═══ Record excerpts

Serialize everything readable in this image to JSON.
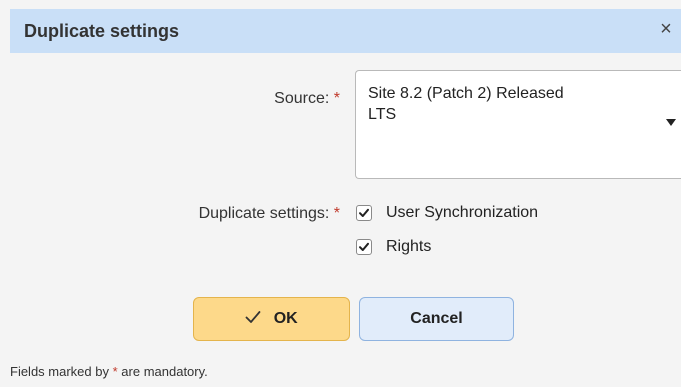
{
  "dialog": {
    "title": "Duplicate settings",
    "close_glyph": "×"
  },
  "form": {
    "source": {
      "label": "Source:",
      "required_mark": "*",
      "value_line1": "Site 8.2 (Patch 2) Released",
      "value_line2": "LTS"
    },
    "duplicate": {
      "label": "Duplicate settings:",
      "required_mark": "*",
      "options": [
        {
          "label": "User Synchronization",
          "checked": true
        },
        {
          "label": "Rights",
          "checked": true
        }
      ]
    }
  },
  "buttons": {
    "ok_label": "OK",
    "cancel_label": "Cancel"
  },
  "footer": {
    "prefix": "Fields marked by",
    "required_mark": "*",
    "suffix": "are mandatory."
  },
  "colors": {
    "titlebar": "#c9dff7",
    "ok_button": "#fdd98a",
    "cancel_button": "#e1ecfa",
    "required": "#c0392b"
  }
}
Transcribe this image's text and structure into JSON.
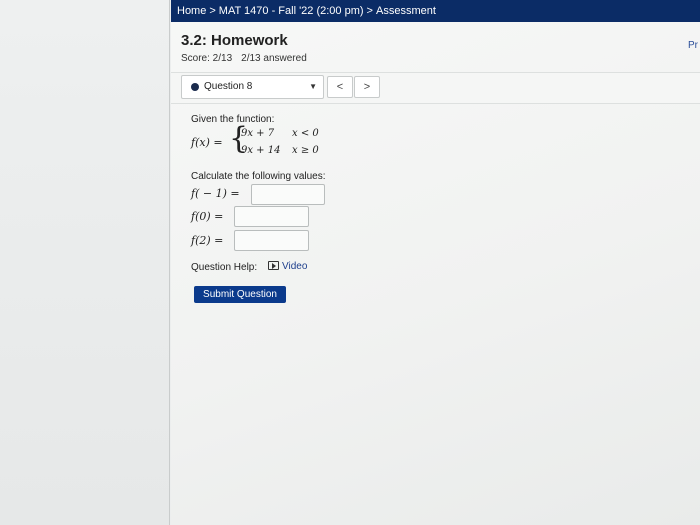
{
  "breadcrumb": {
    "home": "Home",
    "separator": ">",
    "course": "MAT 1470 - Fall '22 (2:00 pm)",
    "current": "Assessment"
  },
  "corner_text": "Pr",
  "homework": {
    "title": "3.2: Homework",
    "score": "Score: 2/13",
    "answered": "2/13 answered"
  },
  "question_nav": {
    "selected": "Question 8",
    "prev_label": "<",
    "next_label": ">"
  },
  "problem": {
    "intro": "Given the function:",
    "function_label": "f(x) =",
    "pieces": [
      {
        "expression": "9x + 7",
        "condition": "x < 0"
      },
      {
        "expression": "9x + 14",
        "condition": "x ≥ 0"
      }
    ],
    "instruction": "Calculate the following values:",
    "parts": [
      {
        "label": "f( − 1) =",
        "value": ""
      },
      {
        "label": "f(0) =",
        "value": ""
      },
      {
        "label": "f(2) =",
        "value": ""
      }
    ]
  },
  "help": {
    "label": "Question Help:",
    "video_label": "Video"
  },
  "submit_label": "Submit Question"
}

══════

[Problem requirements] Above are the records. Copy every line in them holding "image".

[Response to this exercise]
Serialize everything readable in this image to JSON.
Transcribe this image's text and structure into JSON.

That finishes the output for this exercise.